Does Tesfaye see it that way, too? His 2011 mixtape, “House of Balloons,” was a flukey masterstroke made up of hazy R&B songs about sex, drugs, and the absence of shame, and it presented him as a young, enigmatic, fully formed persona.
But since then, his music-making has sounded like a struggle to translate his narco-nympho mystique into a string of successful pop hits.
His new album, “Beauty Behind the Madness,” is an overt courtship of mainstream ears — which means it often sounds compromised. There are too many ill-fitting pop flourishes, too many Michael Jackson genuflections, and too many inexplicable duets, including one with the wholesome Ed Sheeran, who stumbles in like he didn’t see the sock on the doorknob. So as Tesfaye pursues a wider audience, his corrupt aesthetic becomes strangely corrupted, making it difficult to tell whether he’s practicing artful sangfroid, performative nihilism, or zombie careerism.
But there’s no mistaking that the guy has a scalpel of a voice, and that he can wield it like an expert, making even his nastiest bedroom brags seem casual and suave. It feels irrational to admire the tools more than what’s being built with them, but his singing is consistently that terrific.
“Can’t Feel My Face” is where he best transposes his perversions into a stick of bubblegum — most specifically during the counter-intuitive plunge of the chorus. “I can’t feel my face when I’m with you, but I love it,” Tesfaye sings, descending to his lower register and loosening his phrasing. Instead of soaring into a tight falsetto, he chooses to sink and lurk, reminding us that this song is about the horrific lows of getting spectacularly high.
Still, after a long summer of listening to “Can’t Feel My Face” on repeat, it’s entirely possible to block that narrative out.
“I know she’ll be the death of me, at least we’ll both be numb,” Tasfaye sings right out of the gate, “and she’ll always get the best of me, the worst is yet to come.” These lyrics are vague enough to pass as a love-song stuff, not drug-song stuff. Their ambiguity gives the music a greater power.
With that, we’re witnessing one of the great mysteries of pop at work: How a song can cleave itself from its words, how it can wriggle free from the singer who’s delivering it and divorce itself from its own meaning.
Unlike the mere, line-snorting mortals who sing them, certain pop songs are capable of ascending to a rarefied space where they are entirely and exclusively themselves.

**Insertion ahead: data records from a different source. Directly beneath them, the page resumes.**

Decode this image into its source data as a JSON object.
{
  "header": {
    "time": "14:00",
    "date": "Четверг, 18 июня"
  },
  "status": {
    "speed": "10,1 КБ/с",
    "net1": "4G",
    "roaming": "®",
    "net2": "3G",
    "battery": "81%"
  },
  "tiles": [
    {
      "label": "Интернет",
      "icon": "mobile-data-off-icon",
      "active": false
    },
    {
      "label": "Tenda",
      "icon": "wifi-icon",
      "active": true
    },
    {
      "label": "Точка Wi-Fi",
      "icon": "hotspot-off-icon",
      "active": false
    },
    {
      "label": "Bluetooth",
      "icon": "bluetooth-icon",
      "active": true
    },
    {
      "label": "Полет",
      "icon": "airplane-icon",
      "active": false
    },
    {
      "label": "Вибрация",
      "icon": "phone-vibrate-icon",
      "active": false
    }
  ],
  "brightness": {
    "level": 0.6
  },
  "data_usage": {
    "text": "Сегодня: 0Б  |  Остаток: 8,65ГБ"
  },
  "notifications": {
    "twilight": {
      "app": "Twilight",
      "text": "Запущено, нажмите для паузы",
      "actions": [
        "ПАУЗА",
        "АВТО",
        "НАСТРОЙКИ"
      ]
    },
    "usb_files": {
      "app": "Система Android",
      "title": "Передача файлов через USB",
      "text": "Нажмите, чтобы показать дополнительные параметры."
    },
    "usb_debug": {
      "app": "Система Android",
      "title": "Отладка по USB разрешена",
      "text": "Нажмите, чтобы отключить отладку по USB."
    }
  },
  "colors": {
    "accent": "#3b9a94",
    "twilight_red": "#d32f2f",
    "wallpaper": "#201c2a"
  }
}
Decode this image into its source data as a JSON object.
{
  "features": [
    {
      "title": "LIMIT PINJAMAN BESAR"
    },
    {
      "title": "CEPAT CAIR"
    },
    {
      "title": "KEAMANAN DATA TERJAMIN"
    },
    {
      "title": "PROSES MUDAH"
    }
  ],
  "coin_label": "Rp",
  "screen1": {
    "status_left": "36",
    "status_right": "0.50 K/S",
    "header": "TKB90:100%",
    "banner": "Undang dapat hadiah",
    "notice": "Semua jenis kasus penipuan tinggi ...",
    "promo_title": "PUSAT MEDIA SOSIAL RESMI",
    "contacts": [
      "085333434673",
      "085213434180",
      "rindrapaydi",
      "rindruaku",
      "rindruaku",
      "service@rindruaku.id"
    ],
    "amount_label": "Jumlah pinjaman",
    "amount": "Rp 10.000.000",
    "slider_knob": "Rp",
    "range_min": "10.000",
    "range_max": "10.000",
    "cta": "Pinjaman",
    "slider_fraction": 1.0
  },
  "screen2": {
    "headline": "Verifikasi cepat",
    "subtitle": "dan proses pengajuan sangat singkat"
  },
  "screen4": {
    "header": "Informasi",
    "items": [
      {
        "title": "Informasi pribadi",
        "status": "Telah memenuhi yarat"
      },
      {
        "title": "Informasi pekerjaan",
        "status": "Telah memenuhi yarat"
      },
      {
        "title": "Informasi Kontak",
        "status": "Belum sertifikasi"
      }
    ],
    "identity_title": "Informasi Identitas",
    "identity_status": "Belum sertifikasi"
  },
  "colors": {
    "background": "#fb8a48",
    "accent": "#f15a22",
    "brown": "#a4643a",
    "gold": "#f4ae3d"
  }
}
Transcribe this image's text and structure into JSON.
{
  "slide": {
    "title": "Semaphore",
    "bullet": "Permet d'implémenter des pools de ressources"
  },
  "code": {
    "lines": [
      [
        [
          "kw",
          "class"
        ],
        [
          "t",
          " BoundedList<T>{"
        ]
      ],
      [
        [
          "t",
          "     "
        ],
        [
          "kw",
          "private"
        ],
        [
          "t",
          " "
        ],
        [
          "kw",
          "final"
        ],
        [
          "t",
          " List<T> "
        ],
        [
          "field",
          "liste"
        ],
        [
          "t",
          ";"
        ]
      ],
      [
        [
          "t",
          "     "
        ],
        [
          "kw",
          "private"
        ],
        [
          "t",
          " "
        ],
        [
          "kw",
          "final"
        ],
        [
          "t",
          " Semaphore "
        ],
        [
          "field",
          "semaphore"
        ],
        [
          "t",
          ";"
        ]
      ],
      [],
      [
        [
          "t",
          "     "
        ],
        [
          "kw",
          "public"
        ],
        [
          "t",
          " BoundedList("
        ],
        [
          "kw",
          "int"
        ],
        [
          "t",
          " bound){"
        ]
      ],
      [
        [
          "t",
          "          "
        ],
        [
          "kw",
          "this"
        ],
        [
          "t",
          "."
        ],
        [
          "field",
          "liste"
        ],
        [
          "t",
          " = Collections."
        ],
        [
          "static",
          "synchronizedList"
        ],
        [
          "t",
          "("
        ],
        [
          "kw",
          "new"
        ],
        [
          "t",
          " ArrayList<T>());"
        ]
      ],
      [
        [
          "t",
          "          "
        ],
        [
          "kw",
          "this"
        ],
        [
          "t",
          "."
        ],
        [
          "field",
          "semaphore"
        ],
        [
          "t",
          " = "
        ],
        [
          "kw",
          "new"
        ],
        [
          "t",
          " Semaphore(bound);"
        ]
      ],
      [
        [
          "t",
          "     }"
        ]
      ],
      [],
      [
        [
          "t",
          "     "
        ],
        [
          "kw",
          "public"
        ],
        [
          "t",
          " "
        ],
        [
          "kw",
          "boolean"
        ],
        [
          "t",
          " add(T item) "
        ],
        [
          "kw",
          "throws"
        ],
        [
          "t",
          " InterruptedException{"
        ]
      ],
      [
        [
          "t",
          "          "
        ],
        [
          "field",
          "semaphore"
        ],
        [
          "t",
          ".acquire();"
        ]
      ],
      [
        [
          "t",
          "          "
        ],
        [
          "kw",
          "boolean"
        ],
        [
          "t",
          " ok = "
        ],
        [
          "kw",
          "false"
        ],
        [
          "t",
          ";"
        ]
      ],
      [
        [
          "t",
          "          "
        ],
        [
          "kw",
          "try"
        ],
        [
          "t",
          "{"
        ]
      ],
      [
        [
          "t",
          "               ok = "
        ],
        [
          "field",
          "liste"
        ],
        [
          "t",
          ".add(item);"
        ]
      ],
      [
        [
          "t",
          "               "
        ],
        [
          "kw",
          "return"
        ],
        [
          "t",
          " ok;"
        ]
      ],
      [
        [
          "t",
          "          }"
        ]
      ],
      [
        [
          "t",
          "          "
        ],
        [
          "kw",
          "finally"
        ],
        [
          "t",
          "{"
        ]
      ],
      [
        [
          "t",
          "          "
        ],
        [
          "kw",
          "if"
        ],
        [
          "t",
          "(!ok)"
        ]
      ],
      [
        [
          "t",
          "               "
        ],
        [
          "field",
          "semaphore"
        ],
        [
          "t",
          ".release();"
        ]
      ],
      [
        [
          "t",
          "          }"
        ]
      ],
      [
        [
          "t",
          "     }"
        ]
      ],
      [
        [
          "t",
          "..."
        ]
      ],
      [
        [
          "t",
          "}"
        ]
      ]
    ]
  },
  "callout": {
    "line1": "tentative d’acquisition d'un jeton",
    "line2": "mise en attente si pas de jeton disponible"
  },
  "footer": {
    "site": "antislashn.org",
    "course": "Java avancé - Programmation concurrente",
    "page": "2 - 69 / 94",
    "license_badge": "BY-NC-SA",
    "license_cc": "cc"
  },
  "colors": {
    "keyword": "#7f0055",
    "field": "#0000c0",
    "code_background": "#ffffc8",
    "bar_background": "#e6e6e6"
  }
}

In that sense, “Can’t Feel My Face” is a No. 1 hit about an out-of-body experience so complete, it sounds like it’s enjoying an out-of-body experience of its own.